Multiple Sclerosis (MS), the silent disease that affects the central nervous system of an estimated 2.3 million persons globally, is one of the diseases that science is yet to find a cure for. There are a number of medications which slow the effects and make day to day life manageable, but there is no cure at this time.
The 180 kilometre Johnson MS Bike Tour, from Leduc to Camrose Alberta, is one of the longest standing MS bike events in Canada, spanning over 2 days, with over 2000 riders from all ethnic backgrounds. Raising over 1.7 million dollars, it is also one of the most profitable events dedicated towards a cure for MS in Canada. The huge event takes hundreds of volunteers to manage it, including set up of route, first aid for injured bikers, water and repair stations at the checkpoints along the way, and persons to help serve and prepare the hot meal after the ride is complete on day one.
When RRT found out about the Johnson MS Bike Tour, they immediately volunteered to help with water and rest check stations, as well as assisting with the serving and clean-up of the meal after the day had been completed. After RRT grouped their team of volunteers together, they were assigned Checkpoint 2, which was stationed 10 kilometres outside Leduc.
As the rain poured down and the wind picked up, bikers pedalled hard through the storm and persevered until they got to the RRT station where they were refreshed with water bottles, fresh fruit, and positive attitude! They then continued throughout the day in the rain until they got to the Camrose regional Exhibition Centre, where they were welcomed to come in out of the cold and thaw out!
The second RRT crew helped set up a dinner for the 2,035 bikers and made sure all the tables were well stocked with a hearty meal of roast beef and potatoes. This meal was an important part of helping the bikers recuperate and prepare for the second part of their tour on day two.

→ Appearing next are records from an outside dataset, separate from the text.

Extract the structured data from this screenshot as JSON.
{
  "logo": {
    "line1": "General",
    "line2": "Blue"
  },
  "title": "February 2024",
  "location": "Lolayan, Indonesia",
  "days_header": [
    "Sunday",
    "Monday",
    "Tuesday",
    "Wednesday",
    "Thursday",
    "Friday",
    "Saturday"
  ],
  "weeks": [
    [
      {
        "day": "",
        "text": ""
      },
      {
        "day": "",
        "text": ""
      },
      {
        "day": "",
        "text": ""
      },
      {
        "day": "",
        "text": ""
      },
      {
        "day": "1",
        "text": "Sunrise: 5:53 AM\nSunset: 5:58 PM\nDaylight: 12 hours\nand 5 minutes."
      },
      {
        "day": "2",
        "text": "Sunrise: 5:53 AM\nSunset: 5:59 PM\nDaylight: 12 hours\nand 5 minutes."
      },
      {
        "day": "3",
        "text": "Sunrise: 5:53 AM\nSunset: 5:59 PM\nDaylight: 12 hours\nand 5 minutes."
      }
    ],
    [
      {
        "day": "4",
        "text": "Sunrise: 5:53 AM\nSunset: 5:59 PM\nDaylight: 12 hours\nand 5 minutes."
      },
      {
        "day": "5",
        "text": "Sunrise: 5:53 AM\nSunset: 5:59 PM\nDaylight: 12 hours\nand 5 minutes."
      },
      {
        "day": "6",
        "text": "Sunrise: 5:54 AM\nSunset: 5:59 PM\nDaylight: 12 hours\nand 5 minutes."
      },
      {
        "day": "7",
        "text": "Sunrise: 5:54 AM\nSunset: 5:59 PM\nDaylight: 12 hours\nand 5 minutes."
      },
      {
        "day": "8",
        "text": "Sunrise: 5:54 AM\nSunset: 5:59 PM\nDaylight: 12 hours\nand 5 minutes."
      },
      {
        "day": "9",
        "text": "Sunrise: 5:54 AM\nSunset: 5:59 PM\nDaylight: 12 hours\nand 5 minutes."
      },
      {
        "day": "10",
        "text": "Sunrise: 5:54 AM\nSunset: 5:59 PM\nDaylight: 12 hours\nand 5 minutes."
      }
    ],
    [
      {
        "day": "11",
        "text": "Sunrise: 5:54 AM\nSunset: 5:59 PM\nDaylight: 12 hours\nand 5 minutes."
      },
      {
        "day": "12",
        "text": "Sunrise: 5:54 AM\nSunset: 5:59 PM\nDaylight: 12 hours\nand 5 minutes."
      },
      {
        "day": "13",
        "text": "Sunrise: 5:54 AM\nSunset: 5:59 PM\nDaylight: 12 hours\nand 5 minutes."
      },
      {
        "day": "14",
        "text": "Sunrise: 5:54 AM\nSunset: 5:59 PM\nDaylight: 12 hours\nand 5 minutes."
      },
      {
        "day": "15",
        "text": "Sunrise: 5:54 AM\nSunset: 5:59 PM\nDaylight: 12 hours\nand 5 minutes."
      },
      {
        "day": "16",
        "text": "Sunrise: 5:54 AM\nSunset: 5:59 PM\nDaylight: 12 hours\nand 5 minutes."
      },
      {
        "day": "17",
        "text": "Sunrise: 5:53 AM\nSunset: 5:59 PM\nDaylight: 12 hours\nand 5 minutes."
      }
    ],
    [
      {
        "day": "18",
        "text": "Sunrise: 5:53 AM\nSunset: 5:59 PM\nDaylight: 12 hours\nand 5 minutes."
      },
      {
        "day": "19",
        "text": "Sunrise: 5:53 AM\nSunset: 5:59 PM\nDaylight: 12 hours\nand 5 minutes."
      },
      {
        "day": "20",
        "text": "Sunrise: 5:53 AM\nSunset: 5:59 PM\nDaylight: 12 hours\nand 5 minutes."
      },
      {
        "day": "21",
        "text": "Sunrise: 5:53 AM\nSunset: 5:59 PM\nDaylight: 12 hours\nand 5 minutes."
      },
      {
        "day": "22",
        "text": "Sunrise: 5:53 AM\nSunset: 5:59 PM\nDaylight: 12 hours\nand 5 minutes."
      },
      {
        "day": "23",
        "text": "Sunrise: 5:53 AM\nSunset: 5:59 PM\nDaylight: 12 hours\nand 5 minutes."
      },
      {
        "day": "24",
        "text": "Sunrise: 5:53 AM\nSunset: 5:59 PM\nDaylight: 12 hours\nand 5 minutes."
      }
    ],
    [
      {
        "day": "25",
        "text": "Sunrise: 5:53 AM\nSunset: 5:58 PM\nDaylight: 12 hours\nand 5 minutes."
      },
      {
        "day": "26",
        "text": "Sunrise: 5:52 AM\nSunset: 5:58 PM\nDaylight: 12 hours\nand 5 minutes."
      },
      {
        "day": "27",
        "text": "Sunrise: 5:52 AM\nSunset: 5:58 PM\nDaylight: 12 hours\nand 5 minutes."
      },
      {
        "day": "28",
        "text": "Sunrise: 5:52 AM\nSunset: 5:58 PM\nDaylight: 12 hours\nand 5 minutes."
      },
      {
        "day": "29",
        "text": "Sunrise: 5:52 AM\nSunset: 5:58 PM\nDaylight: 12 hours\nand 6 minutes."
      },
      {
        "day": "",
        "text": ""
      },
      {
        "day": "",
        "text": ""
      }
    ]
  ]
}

RRT was glad to provide the assistance to the MS organizers and help combat this debilitating disease which affects so many persons globally. The RRT volunteers are looking forward to helping again next time!